In this debut, King remembers his homesteading family, with thorough attention paid to the historical events that shaped their experience.
Beginning with the westward migration of the King family from North Carolina, King describes the family moving via covered wagon in the mid-19th century, stopping in Georgia and Alabama toward their final destination of Texas. King begins to get some narrative traction when describing James Arthur, a deeply religious ancestor who rode a horse named Rebel in the American Civil War, serving under William Bedford Forrest. King interrupts the narrative at regular intervals to provide historical background information, including brief notes on who Harriet Beecher Stowe was, for instance, or details on the attack on Fort Sumter. King follows this format throughout: brief nods to the experiences of the King family planted amid retellings of WWII battles or the formation of the Loving-Goodnight Trail and so on. In these, his politics come through: He hastens to clarify that, on the Trail of Tears, “many whites traveled along with the Indians, offering assistance of any form,” he downplays the importance of slavery as a cause for the Civil War and gives a lot of real estate to the “Indian depredations,” the slaughter of settlers by “pagan killers.” Those looking for a sweeping history of America with personal anecdotes along the way may find something of interest here, but though King proves himself to be comfortable relating American history, there’s not much narrative form. There are hardly any scenes: Almost everything is told in summary, with the author eventually finding more footing when he relates his personal experiences of growing up on a farm in the book’s latter half. The family history will struggle to find an audience beyond descendants.
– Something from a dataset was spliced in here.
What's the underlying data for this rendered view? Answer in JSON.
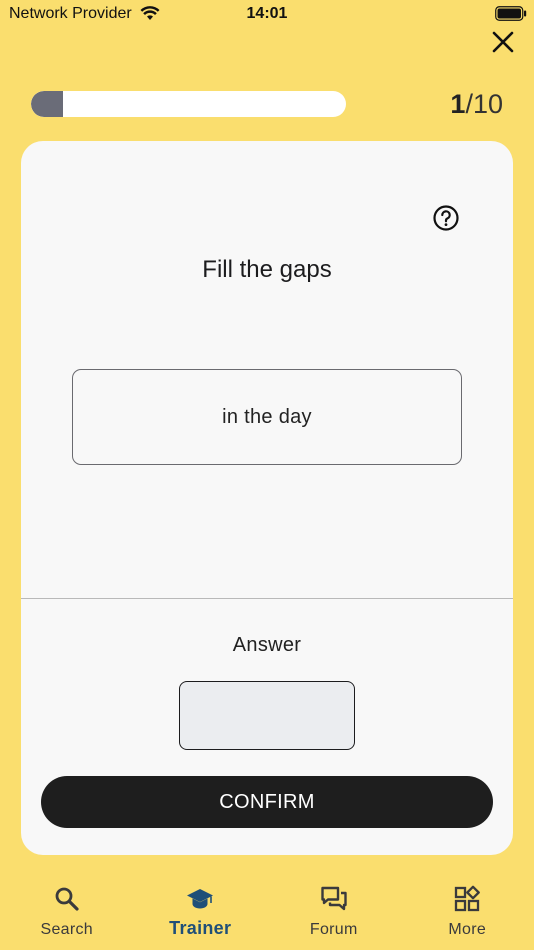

Often charming but in need of more scene-setting to ground the author’s knowledge of history.